Communicating humanitarian needs and impacts in Eastern and Southern Africa

For over a year, swarms of locusts have been ravaging large parts of rural Africa, affecting different countries at different times. Stripping the land of vegetation and destroying crops and food supplies, the highly destructive pest is causing additional severe food insecurity for communities already struggling to recover from drought and flooding, as well as coping with COVID-19.

Since April, MapAction has been working with Oxfam and its network of local civil society partners in Eastern and Southern Africa to help improve visibility of the work the partners are doing and improve communication flows between them, even during COVID lockdowns. This in turn is helping them to protect people’s food security, livelihoods and access to water, sanitation and hygiene (WASH) services as this complex and many-layered crisis evolves.

As well as mapping who is doing what and where to help, we have also been creating map templates and training people locally so that they can update and refresh the maps on an ongoing basis. This means that Oxfam’s partners can alert each other of threats such as locust swarms migrating into new areas.

In Somalia we have been assisting teams working on food security, livelihoods, WASH and protection by helping to triangulate information about locust infestations and areas affected by COVID. In Southern Africa, we have been helping Oxfam and its civil society partners set up and then maintain situational awareness of locusts and other threats to food security across the region.

One Oxfam project MapAction has been supporting involves mapping water ATMs – machines that allow water to be automatically dispensed when a customer places his or her token or card against an electronic reader, which regulates flow at a dispensing point. A chip within the token or card contains information about the amount of water the user has already paid for and water credits are deducted each time water is dispensed.  The water ATMs are important points in areas such as informal settlements, ensuring access to safe, low-cost drinking water which is key in protecting people against water-borne diseases. Initially covering informal settlements around Nairobi, MapAction’s involvement has now extended to mapping ATMs in other areas.

People filling up water bottles at a water ATM in Kenya

Irene Gai, WASH strategist at Oxfam, said, “Sharing where work has been done is helping to avoid duplication of interventions, thereby saving resources that can be channelled to other needy areas. By having the maps shared with other WASH-sector agencies, they can target their own resources for similar initiatives in other places than where Oxfam has already supported.”

During the course of the work in East Africa, the MapAction team created our first automatically-generated maps, testing out this new approach which is part of our ambitious Moonshot programme. Among other things, this enables us to produce the best reference and baseline maps possible in almost no time at all, freeing up team time to focus on the specifics of the situation at hand.

German Humanitarian Assistance logo

Initially supporting Oxfam’s partners’ work in Kenya and Somalia, MapAction personnel are now also helping in Zimbabwe and Zambia, with scope to roll out to Malawi, Mozambique, Namibia, Angola, South Africa and Botswana. Additional projects in other countries may also take place.

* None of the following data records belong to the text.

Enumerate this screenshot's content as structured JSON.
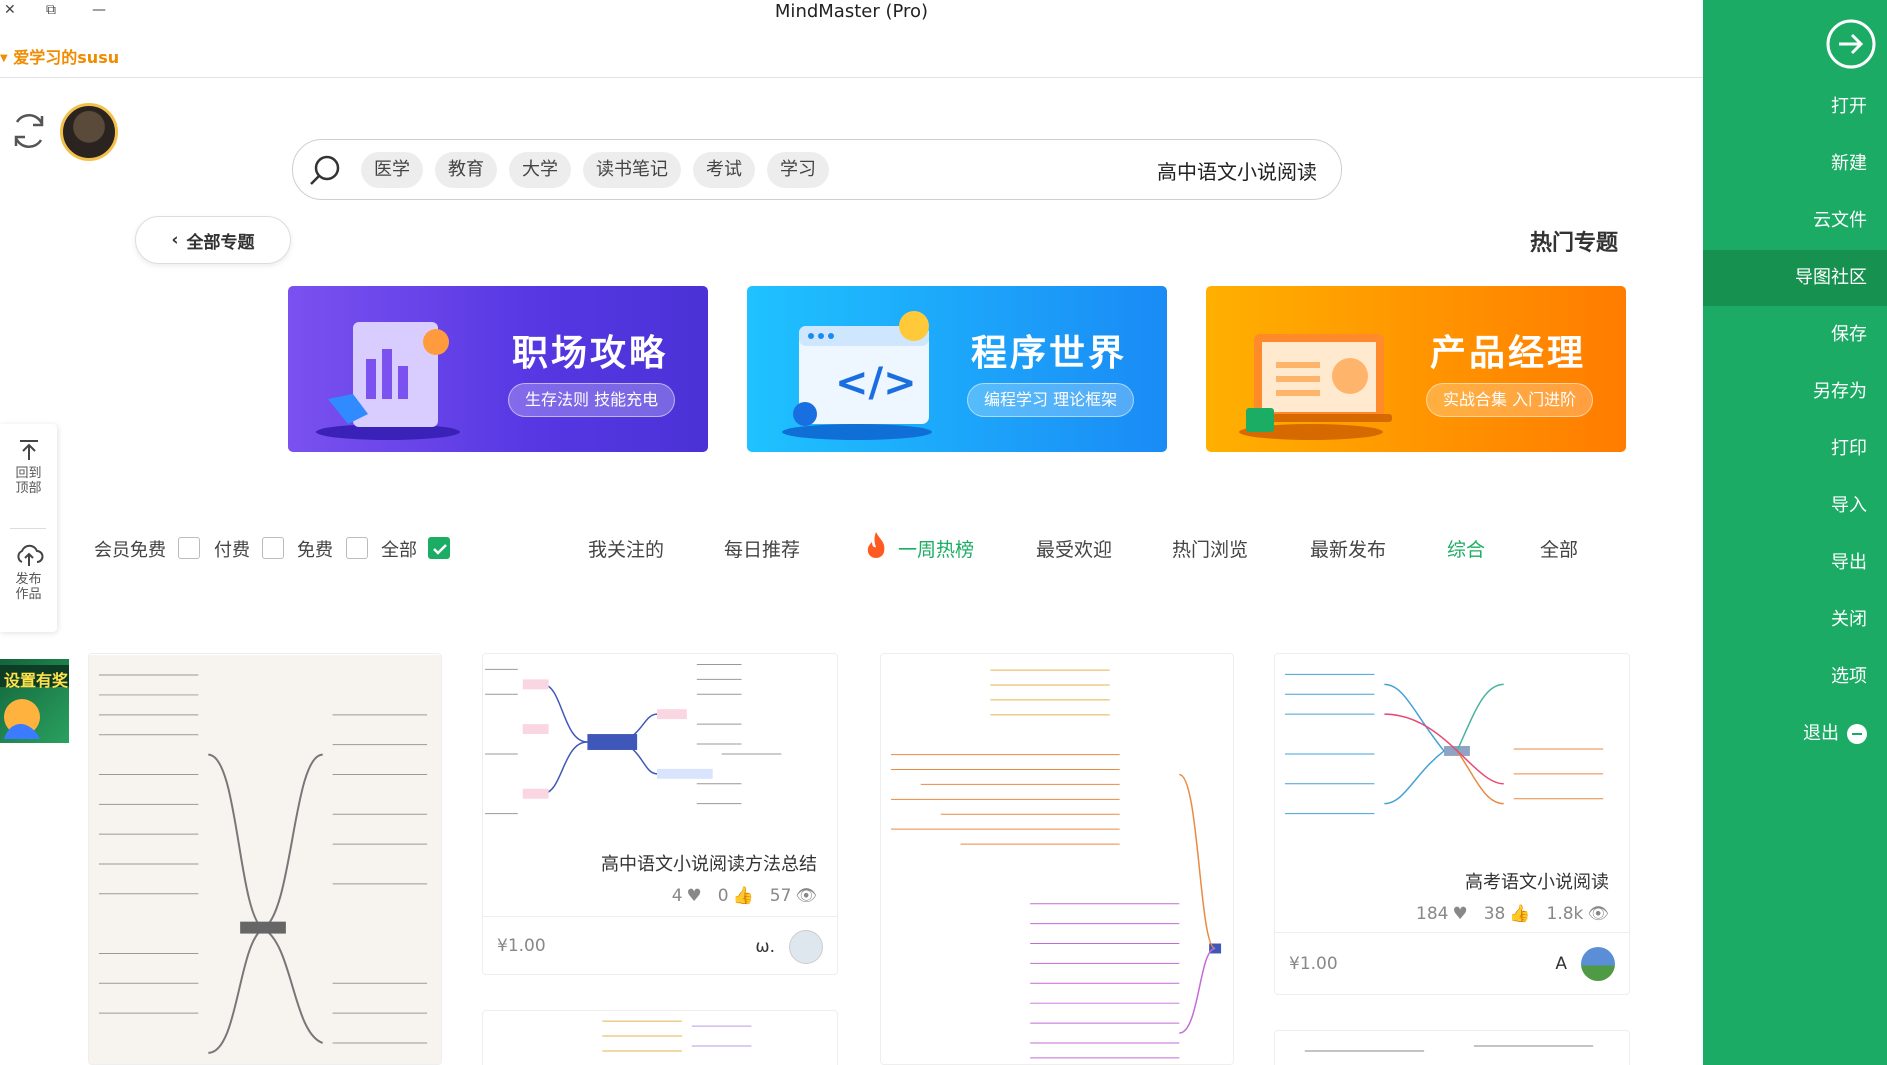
{
  "window": {
    "title": "MindMaster (Pro)",
    "close": "✕",
    "restore": "⧉",
    "minimize": "—"
  },
  "user": {
    "name": "爱学习的susu"
  },
  "search": {
    "value": "高中语文小说阅读",
    "tags": [
      "医学",
      "教育",
      "大学",
      "读书笔记",
      "考试",
      "学习"
    ]
  },
  "topics": {
    "all_label": "全部专题",
    "section_title": "热门专题"
  },
  "banners": [
    {
      "title": "职场攻略",
      "subtitle": "生存法则 技能充电"
    },
    {
      "title": "程序世界",
      "subtitle": "编程学习 理论框架"
    },
    {
      "title": "产品经理",
      "subtitle": "实战合集 入门进阶"
    }
  ],
  "float_panel": {
    "top_label_1": "回到",
    "top_label_2": "顶部",
    "publish_label_1": "发布",
    "publish_label_2": "作品"
  },
  "filters": {
    "tabs": [
      "全部",
      "综合",
      "最新发布",
      "热门浏览",
      "最受欢迎",
      "一周热榜",
      "每日推荐",
      "我关注的"
    ],
    "checks": [
      "全部",
      "免费",
      "付费",
      "会员免费"
    ]
  },
  "cards": [
    {
      "title": "高中语文小说阅读方法总结",
      "views": "57",
      "likes": "0",
      "hearts": "4",
      "author": "ω.",
      "price": "¥1.00"
    },
    {
      "title": "高考语文小说阅读",
      "views": "1.8k",
      "likes": "38",
      "hearts": "184",
      "author": "A",
      "price": "¥1.00"
    }
  ],
  "sidebar": {
    "items": [
      "打开",
      "新建",
      "云文件",
      "导图社区",
      "保存",
      "另存为",
      "打印",
      "导入",
      "导出",
      "关闭",
      "选项",
      "退出"
    ],
    "active": "导图社区"
  },
  "promo": {
    "text": "设置有奖"
  },
  "colors": {
    "accent": "#1cab64",
    "accent_dark": "#16914f",
    "user": "#f08c00"
  }
}
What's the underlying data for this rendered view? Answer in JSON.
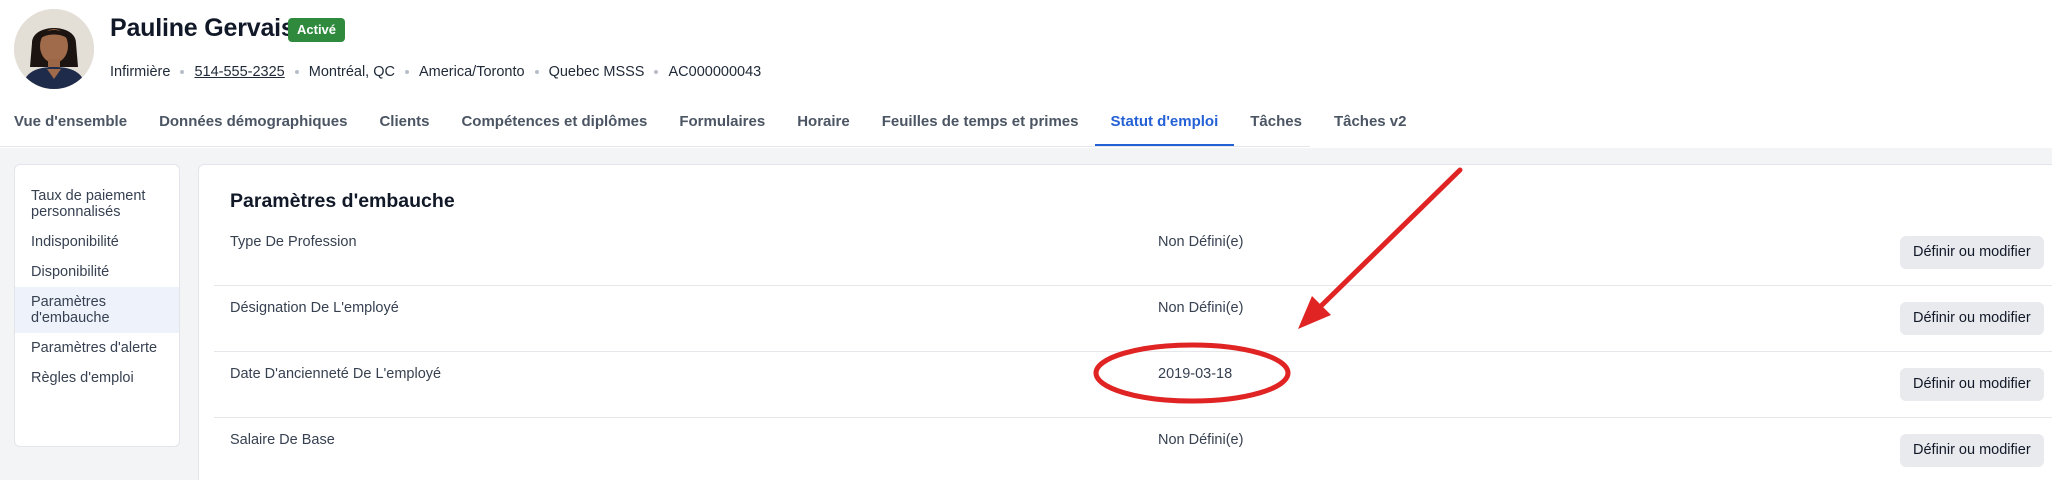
{
  "profile": {
    "name": "Pauline Gervais",
    "status": "Activé",
    "meta": [
      "Infirmière",
      "514-555-2325",
      "Montréal, QC",
      "America/Toronto",
      "Quebec MSSS",
      "AC000000043"
    ]
  },
  "tabs": [
    "Vue d'ensemble",
    "Données démographiques",
    "Clients",
    "Compétences et diplômes",
    "Formulaires",
    "Horaire",
    "Feuilles de temps et primes",
    "Statut d'emploi",
    "Tâches",
    "Tâches v2"
  ],
  "active_tab": "Statut d'emploi",
  "sidebar": {
    "items": [
      "Taux de paiement personnalisés",
      "Indisponibilité",
      "Disponibilité",
      "Paramètres d'embauche",
      "Paramètres d'alerte",
      "Règles d'emploi"
    ],
    "active": "Paramètres d'embauche"
  },
  "section": {
    "title": "Paramètres d'embauche",
    "rows": [
      {
        "label": "Type De Profession",
        "value": "Non Défini(e)",
        "button": "Définir ou modifier"
      },
      {
        "label": "Désignation De L'employé",
        "value": "Non Défini(e)",
        "button": "Définir ou modifier"
      },
      {
        "label": "Date D'ancienneté De L'employé",
        "value": "2019-03-18",
        "button": "Définir ou modifier"
      },
      {
        "label": "Salaire De Base",
        "value": "Non Défini(e)",
        "button": "Définir ou modifier"
      }
    ]
  },
  "colors": {
    "accent": "#2460d6",
    "badge": "#2f8a3e",
    "annotation": "#e02424"
  }
}
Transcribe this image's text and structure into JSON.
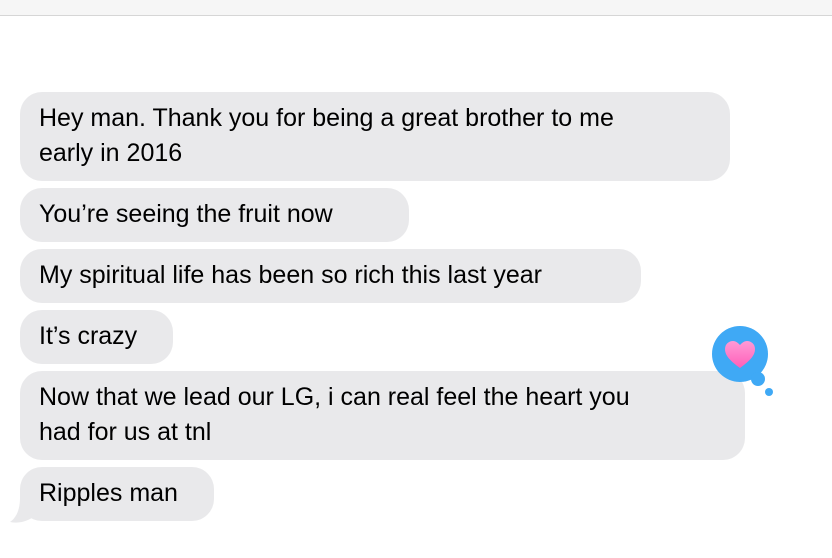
{
  "messages": [
    {
      "text_line1": "Hey man. Thank you for being a great brother to me",
      "text_line2": "early in 2016"
    },
    {
      "text": "You’re seeing the fruit now"
    },
    {
      "text": "My spiritual life has been so rich this last year"
    },
    {
      "text": "It’s crazy"
    },
    {
      "text_line1": "Now that we lead our LG, i can real feel the heart you",
      "text_line2": "had for us at tnl"
    },
    {
      "text": "Ripples man"
    }
  ],
  "reaction": {
    "icon": "heart-icon",
    "color": "#3fa9f5",
    "heart_color": "#ff7fc7"
  },
  "colors": {
    "bubble": "#e9e9eb",
    "text": "#000000"
  }
}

We’re grateful to the German Federal Foreign Office for funding this work.

New partnership with German Federal Foreign Office

MapAction has formed a new partnership with the German Federal Foreign Office (GFFO) Humanitarian Assistance to help improve the use of technology and data in humanitarian decision making.

As part of the broad-ranging programme, MapAction is working on greatly reducing the time and effort required to create maps and data products needed in many emergencies, by automating repeat processes. It is also extending its capacity to have specialist personnel in emergency situations for longer periods to support information management and decision-making processes, and placing a data scientist in the Centre for Humanitarian Data in The Hague to facilitate knowledge sharing.

MapAction Chief Executive Liz Hughes said, “This is an exciting programme which will help to keep us at the vanguard of humanitarian response missions, but also, vitally, to overhaul our technical offer. This will enable us to continue to help ensure the best possible outcomes for people affected by disasters and humanitarian emergencies. We are very pleased to be working with GFFO and looking forward very much to getting stuck in to this important work together.”

Responding to floods in Lao PDR

At the end of August and beginning of September, Tropical Storm PODUL and Tropical Depression KAJIKI caused heavy rain in the Lao People’s Democratic Republic. This resulted in flooding in six provinces in the southern part of the country. 1,658 villages across 47 Districts have been affected.

A MapAction volunteer is currently working in the Association of Southeast Asian Nations (ASEAN) Emergency Operations Centre in Jakarta to support our partner the AHA CENTRE as they assist the response. He is supporting the Emergency Response Assessment Team by mapping the evolving situation on the ground, conducting geospatial analysis to compare with 2018 flash flooding in the region, and helping to identify gaps in coverage to help get aid where it’s most needed. This also involves establishing information management and GIS systems and templates for Lao that will be useful beyond the current emergency.

We’re very grateful to the German Federal Foreign Office for supporting this work.